Studios have also joined the cult; only first releasing content (music) to their listeners in digital format and offering physical versions a few weeks to a month later. At least for them, the reason sounds a bit sound seeing that they’re trying to cut down on overhead costs of production and distribution. You will find their music online way before it gets out as 4K, Blu-ray, or DVD weeks later.
On the flipside, on other fronts, physical media is still king and somehow seems to work. For instance, for music bands on tour, old is still gold.
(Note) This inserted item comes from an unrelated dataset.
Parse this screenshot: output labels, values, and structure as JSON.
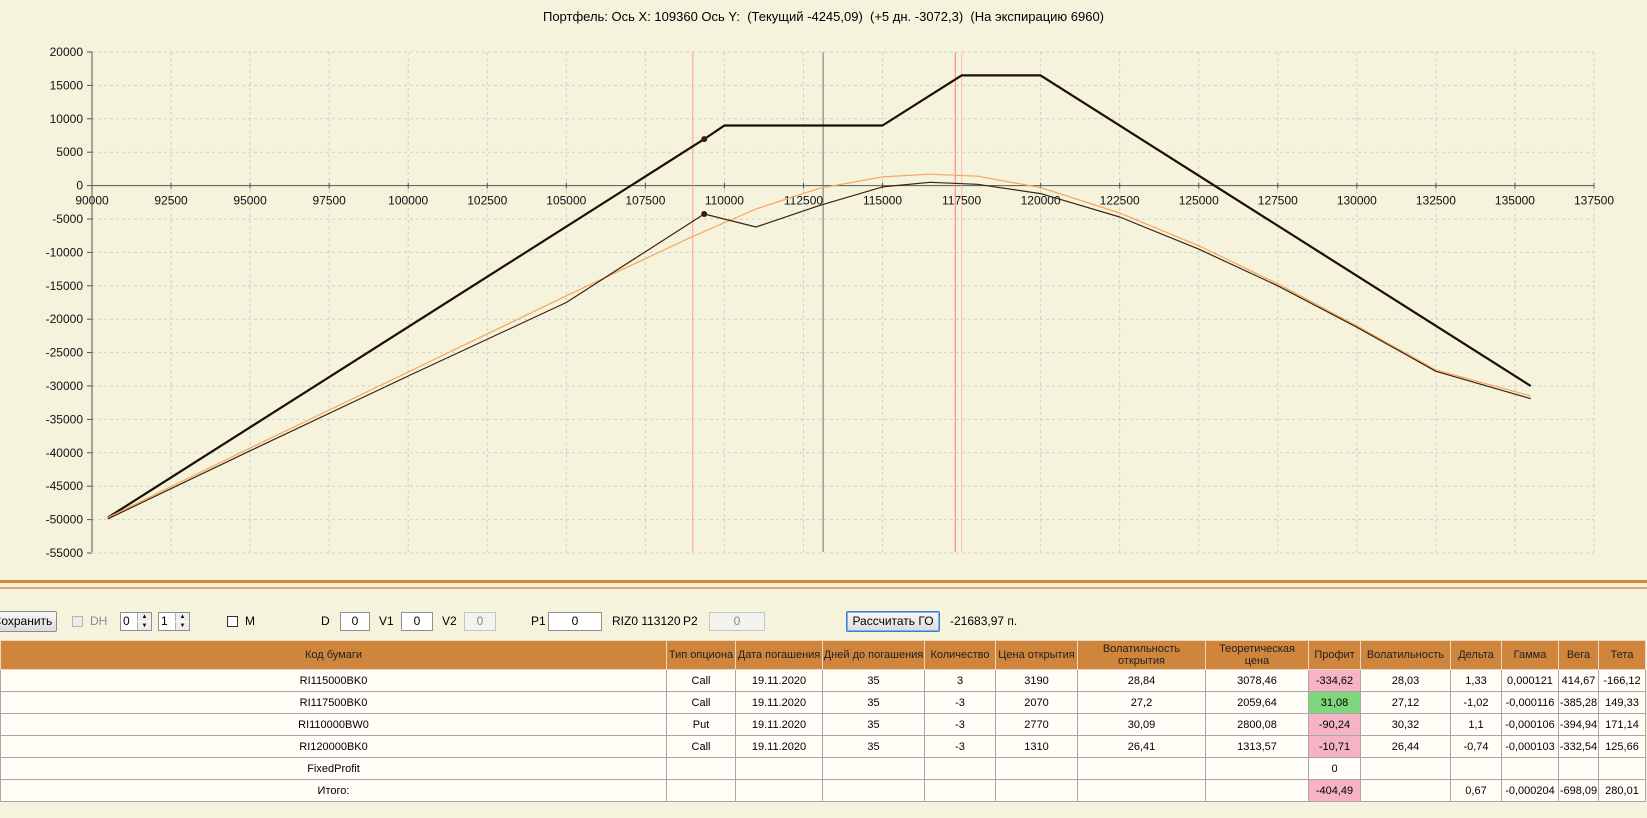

Carrying CDs and vinyl pressed music turned out to be more profitable for the California-based Indie music band while on their tour through the US in 2017. As it turns out the music band Sure Sure had a large audience looking to buy their CDs alongside the T-shirts and merchandise they had. According to Kevin Farzad, one of the band’s group members, they thought they wouldn’t sell CDs but that was not true. Even with the gloom going around physical media, the fading format still has a bit of life remaining.
So, what’s my final take? If you love movies and love having a physical CD to hand in to your friends when they come calling, then by all means keep it. Take control of the movies you watch by having a real copy with you. And even while the sun seems to set on CDs, DVDs, 4K, and Ble-ray doesn’t mean you should give up on them too. If anything, they could be useful if you don’t have an internet connection to stream your movies on.